My greed got the best of me many times, making for numerous deaths. I once lost 5 lives attempting to get a 1-Up, until I got smarter and moved on. If you’re confident in your skills, you can attempt to collect the 1-Ups, and power-ups scattered within the levels, though I can’t even count the number of times I’ve backtracked for an item at my own peril.
There are plenty of checkpoints throughout each level, especially after very difficult sections, so you’ll never have to start from the beginning or too far away from where you died. The most annoying thing in the game are the skull boxes that serve up instant deaths to anyone who touches them. I’ve always found instant death obstacles as an excessive punishment for making a wrong move or sloppy jump. However, they are avoidable and with persistence, you’ll work out the patterns and timings you’ll need to claw your way to the end.
I played the Steam version on my PC using an Xbox 360 controller. The control system is solid and responsive. I’ll admit that I died multiple times before realizing that you cannot second guess your jumps with this game. When you make a jump, you need to commit to it, or you’ll find yourself falling through the numerous pitfalls throughout each level. The multi-directional shooting is a great addition, especially when it comes to bosses. I’ve gotten so used to regular horizontal shooting in other games that it took me awhile to put it to its full use. The ability to duck is also advantageous when everything onscreen is trying to kill you.
They’re nasty buggers that are situated in the most inconvenient of places. They’ll knock you off ledges, interrupt your jumps and make you swear till you’re blue in the face – but if you’re patient and careful, there’s always a way to dispatch them before they can do any damage. In the vein of retro gaming, enemies follow a preset pattern, allowing you to time jumps to avoid enemies or take them out. The bosses at the ends of levels are varied and supply a decent challenge to round-off each level. Once you’ve worked out their pattern, you’re gold.
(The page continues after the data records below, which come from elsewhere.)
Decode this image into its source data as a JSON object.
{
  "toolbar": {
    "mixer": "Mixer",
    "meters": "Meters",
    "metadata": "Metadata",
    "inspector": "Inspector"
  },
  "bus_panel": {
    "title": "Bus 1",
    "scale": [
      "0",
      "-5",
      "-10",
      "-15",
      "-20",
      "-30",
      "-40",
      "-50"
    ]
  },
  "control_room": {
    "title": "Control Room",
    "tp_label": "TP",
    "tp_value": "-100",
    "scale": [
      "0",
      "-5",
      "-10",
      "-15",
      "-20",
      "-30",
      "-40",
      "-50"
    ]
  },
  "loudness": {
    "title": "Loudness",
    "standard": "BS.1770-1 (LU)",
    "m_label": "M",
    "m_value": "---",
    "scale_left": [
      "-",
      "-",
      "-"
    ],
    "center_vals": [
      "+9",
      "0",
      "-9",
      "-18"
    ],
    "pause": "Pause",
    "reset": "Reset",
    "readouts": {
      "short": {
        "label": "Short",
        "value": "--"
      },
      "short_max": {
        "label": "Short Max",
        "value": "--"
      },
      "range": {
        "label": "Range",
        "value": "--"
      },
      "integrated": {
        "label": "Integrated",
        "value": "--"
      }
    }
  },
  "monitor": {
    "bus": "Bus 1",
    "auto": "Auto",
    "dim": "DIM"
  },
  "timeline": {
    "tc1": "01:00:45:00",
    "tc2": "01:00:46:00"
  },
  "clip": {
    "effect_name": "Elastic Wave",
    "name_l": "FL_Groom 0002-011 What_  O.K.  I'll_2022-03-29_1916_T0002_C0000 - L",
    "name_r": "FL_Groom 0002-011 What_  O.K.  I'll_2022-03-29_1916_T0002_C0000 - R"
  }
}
As a kid, I’d play games like Mega Man, Kick Master and Contra over and over again until I “clocked” them. Those classic games had something special that brought gamers back time and time again with their challenging and well thought out design. AVGN Adventures is a throwback to the glorious days of retro gaming and fits into the category of games that will challenge you and keep you coming back for more. Advertized as “The Most Rewarding Game of the Year,” it lives up to its promise and gets two
fingers thumbs up from us. For any old school gamer looking for a bit of nostalgia from gaming past, or anyone that’s looking for a challenging platformer that doesn’t take itself too seriously, AVGN Adventures will not disappoint. You can pick it up on Steam here.